_DATA SUPPLIED_
* * * * *

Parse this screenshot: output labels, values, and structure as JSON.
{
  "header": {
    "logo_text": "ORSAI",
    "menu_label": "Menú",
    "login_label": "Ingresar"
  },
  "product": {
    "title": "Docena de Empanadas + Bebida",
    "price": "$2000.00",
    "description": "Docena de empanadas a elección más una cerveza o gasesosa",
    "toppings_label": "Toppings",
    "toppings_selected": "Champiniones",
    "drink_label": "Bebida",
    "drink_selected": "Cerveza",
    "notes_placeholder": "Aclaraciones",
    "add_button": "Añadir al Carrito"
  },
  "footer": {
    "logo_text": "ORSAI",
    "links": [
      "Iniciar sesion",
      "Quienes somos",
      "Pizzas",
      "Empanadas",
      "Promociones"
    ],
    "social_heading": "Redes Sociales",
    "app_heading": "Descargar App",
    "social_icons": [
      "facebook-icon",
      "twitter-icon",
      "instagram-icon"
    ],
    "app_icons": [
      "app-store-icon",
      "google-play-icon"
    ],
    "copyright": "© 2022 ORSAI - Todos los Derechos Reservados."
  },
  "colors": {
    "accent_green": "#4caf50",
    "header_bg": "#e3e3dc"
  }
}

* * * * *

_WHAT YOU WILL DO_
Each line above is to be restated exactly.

_YOUR SOLUTION_
Parse this screenshot: output labels, values, and structure as JSON.
{
  "header": {
    "logo_text": "ORSAI",
    "menu_label": "Menú",
    "login_label": "Ingresar"
  },
  "product": {
    "title": "Docena de Empanadas + Bebida",
    "price": "$2000.00",
    "description": "Docena de empanadas a elección más una cerveza o gasesosa",
    "toppings_label": "Toppings",
    "toppings_selected": "Champiniones",
    "drink_label": "Bebida",
    "drink_selected": "Cerveza",
    "notes_placeholder": "Aclaraciones",
    "add_button": "Añadir al Carrito"
  },
  "footer": {
    "logo_text": "ORSAI",
    "links": [
      "Iniciar sesion",
      "Quienes somos",
      "Pizzas",
      "Empanadas",
      "Promociones"
    ],
    "social_heading": "Redes Sociales",
    "app_heading": "Descargar App",
    "social_icons": [
      "facebook-icon",
      "twitter-icon",
      "instagram-icon"
    ],
    "app_icons": [
      "app-store-icon",
      "google-play-icon"
    ],
    "copyright": "© 2022 ORSAI - Todos los Derechos Reservados."
  },
  "colors": {
    "accent_green": "#4caf50",
    "header_bg": "#e3e3dc"
  }
}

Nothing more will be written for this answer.